  • - scop (ministrel)

Anglo-Saxon Heptarchy
  • Seven kingdoms
  • Northumbria
  • Kent
  • Essex
  • Sussex
  • Wessex
  • East-Anglia
  • Mercia

The Anglo-Saxons
  • Anglo-Saxons belonged to Pagan religions
  • At the end of the 6th century Pope Gregory I The
    Great sent a monk, Augustine (597), to bring
    Christianity back to England
  • Augustine became the 1st Archibishop of
  • Monastries became important centres of
  • Communal life
  • Culture

The Viking invasions
  • Origin Norway and Denmark
  • Vikings and Danes started invading Britain in 787
    (end of the 8th century)
  • 855 Danes conquered Northumbria, Mercia and
    East Anglia Danelaw
  • Wessex resisted thanks to Alfred the Great of
    Wessex (871-899)
  • Defeated the Danes, reorganised the army, built a
    fleet and established fortified centres

The Danes/Vikings
  • - meaning of the name Vikings
  • collective noun for Norse (Norwegians, Danes and
  • sea voyage people faring by sea for commerce
    and war
  • - occupation
  • farmers and cattle herders
  • shipbuilders
  • seamen
  • skilled at working wood, metal and whalebone
  • - society
  • king, chieftains, freemen (land owners)

The Danes/Vikings
  • - religion
  • - polytheism (major and minor gods)
  • Odin (Wednesday), Thor (Thursday), Freya (Friday)
  • - converted to Christianity in late 10th century
  • - cultural and literary background
  • Runic inscriptions
  • Oral tradition
  • Epic poems (Eddas)
  • Stories (Sagas)
  • Bards or skalds (minstrels)

Alfred the Great of Wessex
  • Gave importance to religion
  • Called scholars to translate books into English
  • Promoted the writing of a history of England
    The Anglo-Saxon Chronicle
  • Illuminated manuscripts (10th century)
  • decorated pages, several pictures
  • Use of English as a common language sense of
    political and social unity
  • all English boys of free birth should go to
    school to learn English

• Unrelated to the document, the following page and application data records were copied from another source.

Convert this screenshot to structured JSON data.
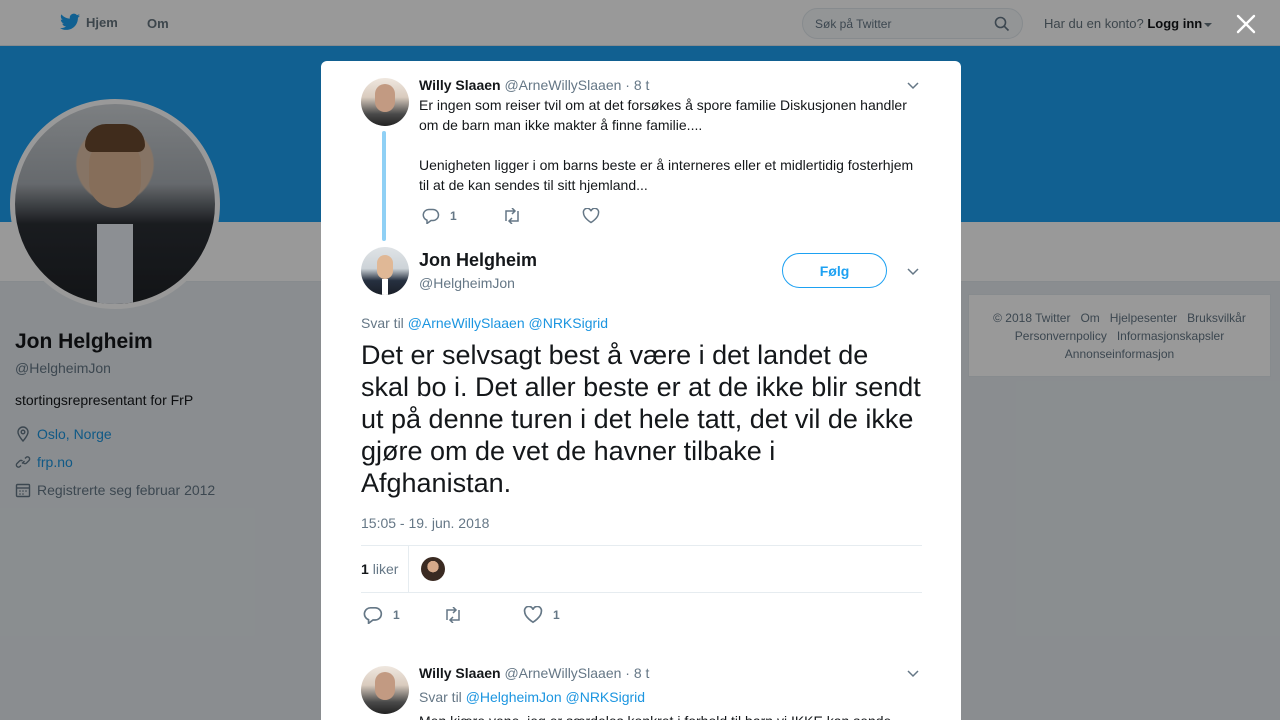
{
  "topbar": {
    "home_label": "Hjem",
    "about_label": "Om",
    "search_placeholder": "Søk på Twitter",
    "account_prompt": "Har du en konto?",
    "login_label": "Logg inn"
  },
  "profile": {
    "name": "Jon Helgheim",
    "handle": "@HelgheimJon",
    "bio": "stortingsrepresentant for FrP",
    "location": "Oslo, Norge",
    "website": "frp.no",
    "joined": "Registrerte seg februar 2012"
  },
  "footer": {
    "links": [
      "© 2018 Twitter",
      "Om",
      "Hjelpesenter",
      "Bruksvilkår",
      "Personvernpolicy",
      "Informasjonskapsler",
      "Annonseinformasjon"
    ]
  },
  "parent_tweet": {
    "name": "Willy Slaaen",
    "handle": "@ArneWillySlaaen",
    "time": "· 8 t",
    "text1": "Er ingen som reiser tvil om at det forsøkes å spore familie Diskusjonen handler om de barn man ikke makter å finne familie....",
    "text2": "Uenigheten ligger i om barns beste er å interneres eller et midlertidig fosterhjem til at de kan sendes til sitt hjemland...",
    "reply_count": "1"
  },
  "main_tweet": {
    "name": "Jon Helgheim",
    "handle": "@HelgheimJon",
    "follow_label": "Følg",
    "reply_prefix": "Svar til",
    "reply_to_1": "@ArneWillySlaaen",
    "reply_to_2": "@NRKSigrid",
    "text": "Det er selvsagt best å være i det landet de skal bo i. Det aller beste er at de ikke blir sendt ut på denne turen i det hele tatt, det vil de ikke gjøre om de vet de havner tilbake i Afghanistan.",
    "timestamp": "15:05 - 19. jun. 2018",
    "likes_count": "1",
    "likes_label": "liker",
    "reply_count": "1",
    "like_count": "1"
  },
  "next_tweet": {
    "name": "Willy Slaaen",
    "handle": "@ArneWillySlaaen",
    "time": "· 8 t",
    "reply_prefix": "Svar til",
    "reply_to_1": "@HelgheimJon",
    "reply_to_2": "@NRKSigrid",
    "text": "Men kjære vene, jeg er særdeles konkret i forhold til barn vi IKKE kan sende"
  }
}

More Viking invasions
  • Raids continued until a Viking king, Canute,
    became king of England
  • Canute was succeeded by Edward the Confessor
  • Bulding of Westminster Abbey
  • example of Anglo-Saxon architecture of the 11th

The Norman Invasion
  • In 1066, the Anglo-Saxon king Harold II was
    defeated by William, Duke of Normandy at Hastings
  • William was crowned king in Westminster Abbey on
    Christmas day of the same year
  • Introduction of
  • French language
  • French traditions
  • Feudalism

Feudal society
  • King owner of all land
  • Vassals they held land and gave the king goods
    and services (military service)
  • Chief of vassals barons
  • Knights (military service in exchange for land)
  • Villeins (attached to the land on which they were
  • Serfs (almost slaves)